▶ EXERCISE:
For the listing below, give the number of lines that hold the string "count", without anything else.

▶ THE RECORDS:
┏━━
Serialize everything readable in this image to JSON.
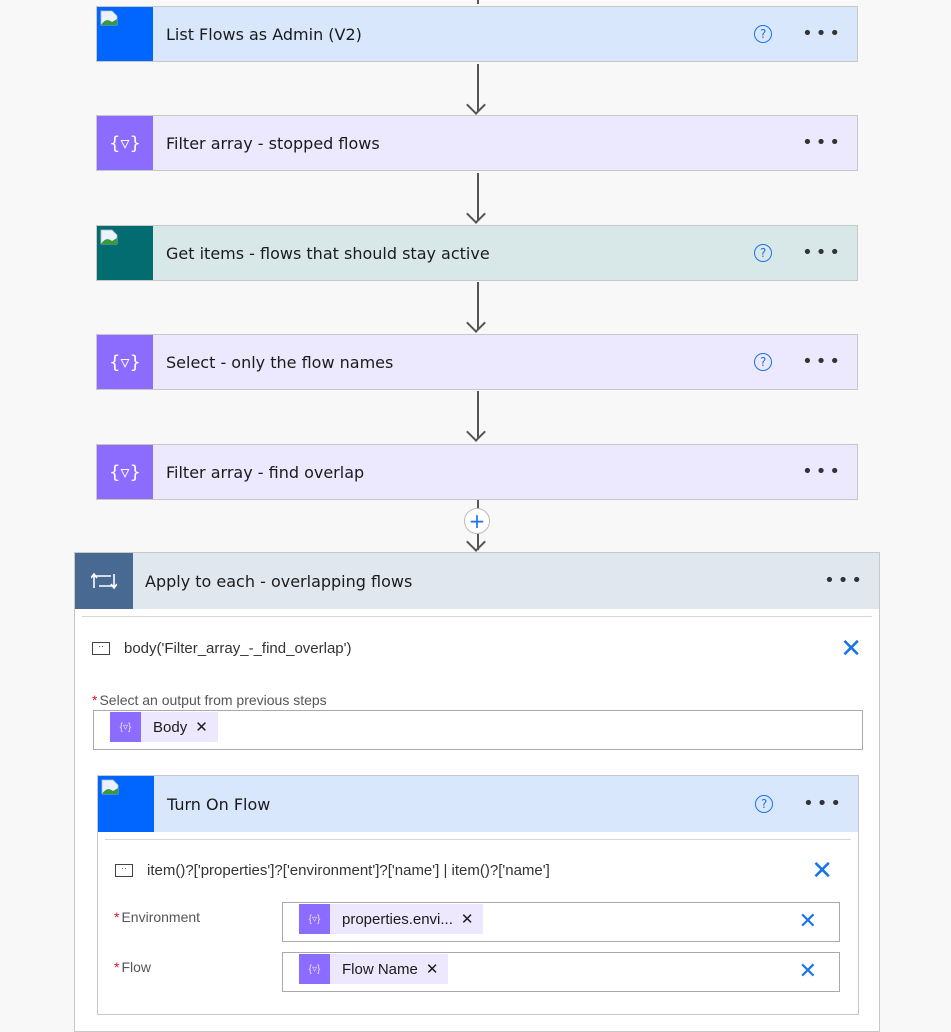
{
  "colors": {
    "connector_blue_bg": "#d9e7fd",
    "connector_blue_icon": "#0066ff",
    "data_op_bg": "#ece8fd",
    "data_op_icon": "#8c6cff",
    "sharepoint_bg": "#d8e8e8",
    "sharepoint_icon": "#036c70",
    "scope_bg": "#e1e7ef",
    "scope_icon": "#486991",
    "accent": "#1a73e8"
  },
  "steps": [
    {
      "title": "List Flows as Admin (V2)",
      "icon": "broken-image-icon",
      "has_help": true
    },
    {
      "title": "Filter array - stopped flows",
      "icon": "filter-array-icon",
      "has_help": false
    },
    {
      "title": "Get items - flows that should stay active",
      "icon": "broken-image-icon",
      "has_help": true
    },
    {
      "title": "Select - only the flow names",
      "icon": "data-operation-icon",
      "has_help": true
    },
    {
      "title": "Filter array - find overlap",
      "icon": "filter-array-icon",
      "has_help": false
    }
  ],
  "icons": {
    "brace": "{▿}",
    "help": "?",
    "more": "•••",
    "plus": "+",
    "close": "✕",
    "loop": "⮏",
    "token_x": "✕"
  },
  "apply_to_each": {
    "title": "Apply to each - overlapping flows",
    "expression": "body('Filter_array_-_find_overlap')",
    "output_label": "Select an output from previous steps",
    "required_mark": "*",
    "token": "Body"
  },
  "turn_on_flow": {
    "title": "Turn On Flow",
    "expression": "item()?['properties']?['environment']?['name'] | item()?['name']",
    "fields": [
      {
        "label": "Environment",
        "token": "properties.envi..."
      },
      {
        "label": "Flow",
        "token": "Flow Name"
      }
    ]
  }
}
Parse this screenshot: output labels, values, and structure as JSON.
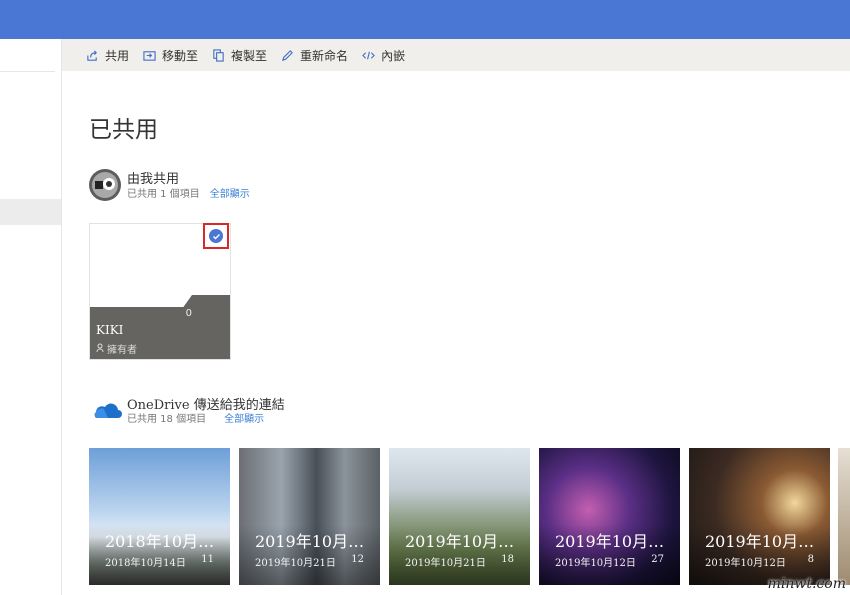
{
  "commandbar": {
    "items": [
      {
        "label": "共用",
        "icon": "share-icon"
      },
      {
        "label": "移動至",
        "icon": "move-to-icon"
      },
      {
        "label": "複製至",
        "icon": "copy-to-icon"
      },
      {
        "label": "重新命名",
        "icon": "rename-icon"
      },
      {
        "label": "內嵌",
        "icon": "embed-icon"
      }
    ]
  },
  "page": {
    "title": "已共用"
  },
  "shared_by_me": {
    "title": "由我共用",
    "subtitle": "已共用 1 個項目",
    "show_all": "全部顯示",
    "folder": {
      "name": "KIKI",
      "count": "0",
      "role": "擁有者",
      "checked": true
    }
  },
  "onedrive_links": {
    "title": "OneDrive 傳送給我的連結",
    "subtitle": "已共用 18 個項目",
    "show_all": "全部顯示",
    "albums": [
      {
        "title": "2018年10月…",
        "date": "2018年10月14日",
        "count": "11"
      },
      {
        "title": "2019年10月…",
        "date": "2019年10月21日",
        "count": "12"
      },
      {
        "title": "2019年10月…",
        "date": "2019年10月21日",
        "count": "18"
      },
      {
        "title": "2019年10月…",
        "date": "2019年10月12日",
        "count": "27"
      },
      {
        "title": "2019年10月…",
        "date": "2019年10月12日",
        "count": "8"
      }
    ]
  },
  "watermark": "minwt.com",
  "colors": {
    "accent": "#4a76d4",
    "highlight": "#d62a2a"
  }
}
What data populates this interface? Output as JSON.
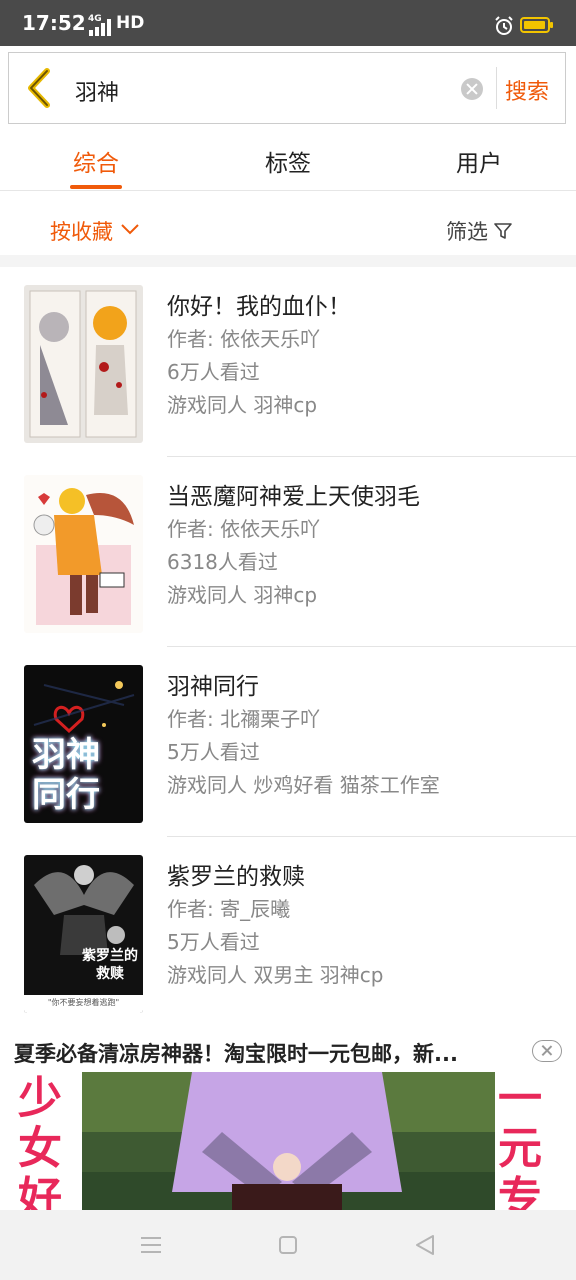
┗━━
▶ ANSWER SPACE:
6